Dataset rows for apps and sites
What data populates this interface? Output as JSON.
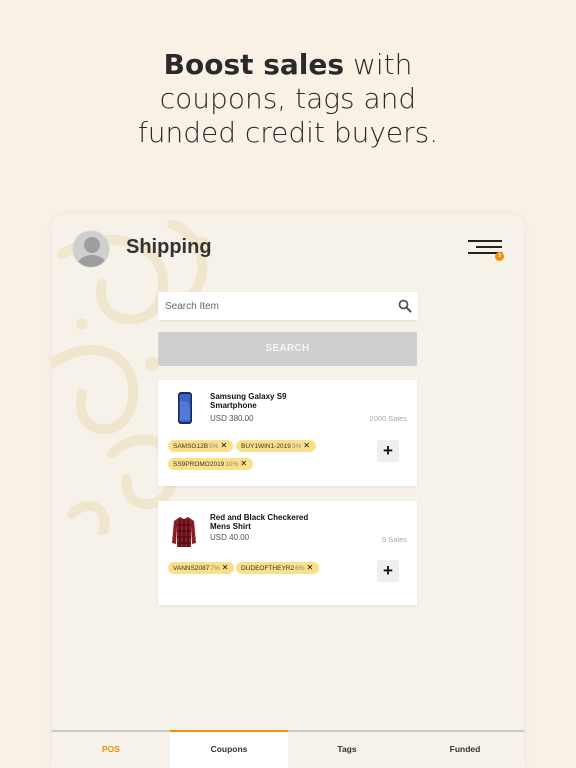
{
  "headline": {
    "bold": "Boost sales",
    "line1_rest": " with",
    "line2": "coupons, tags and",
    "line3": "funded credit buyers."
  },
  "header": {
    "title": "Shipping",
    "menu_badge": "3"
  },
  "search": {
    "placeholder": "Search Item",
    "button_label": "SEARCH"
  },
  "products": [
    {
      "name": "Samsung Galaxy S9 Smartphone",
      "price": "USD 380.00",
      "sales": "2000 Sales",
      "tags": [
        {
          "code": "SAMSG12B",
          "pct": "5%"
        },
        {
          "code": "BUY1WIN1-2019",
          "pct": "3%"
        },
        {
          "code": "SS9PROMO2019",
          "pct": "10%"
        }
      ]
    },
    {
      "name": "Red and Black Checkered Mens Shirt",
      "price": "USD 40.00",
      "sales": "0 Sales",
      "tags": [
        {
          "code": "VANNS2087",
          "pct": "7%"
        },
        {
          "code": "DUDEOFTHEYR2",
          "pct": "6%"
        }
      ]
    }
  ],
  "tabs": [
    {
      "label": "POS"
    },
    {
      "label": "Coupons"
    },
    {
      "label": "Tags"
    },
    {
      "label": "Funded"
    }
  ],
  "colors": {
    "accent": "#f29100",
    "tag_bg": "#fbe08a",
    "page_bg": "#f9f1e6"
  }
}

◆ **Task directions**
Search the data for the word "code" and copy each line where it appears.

◆ **Exercise result**
          "code": "SAMSG12B",
          "code": "BUY1WIN1-2019",
          "code": "SS9PROMO2019",
          "code": "VANNS2087",
          "code": "DUDEOFTHEYR2",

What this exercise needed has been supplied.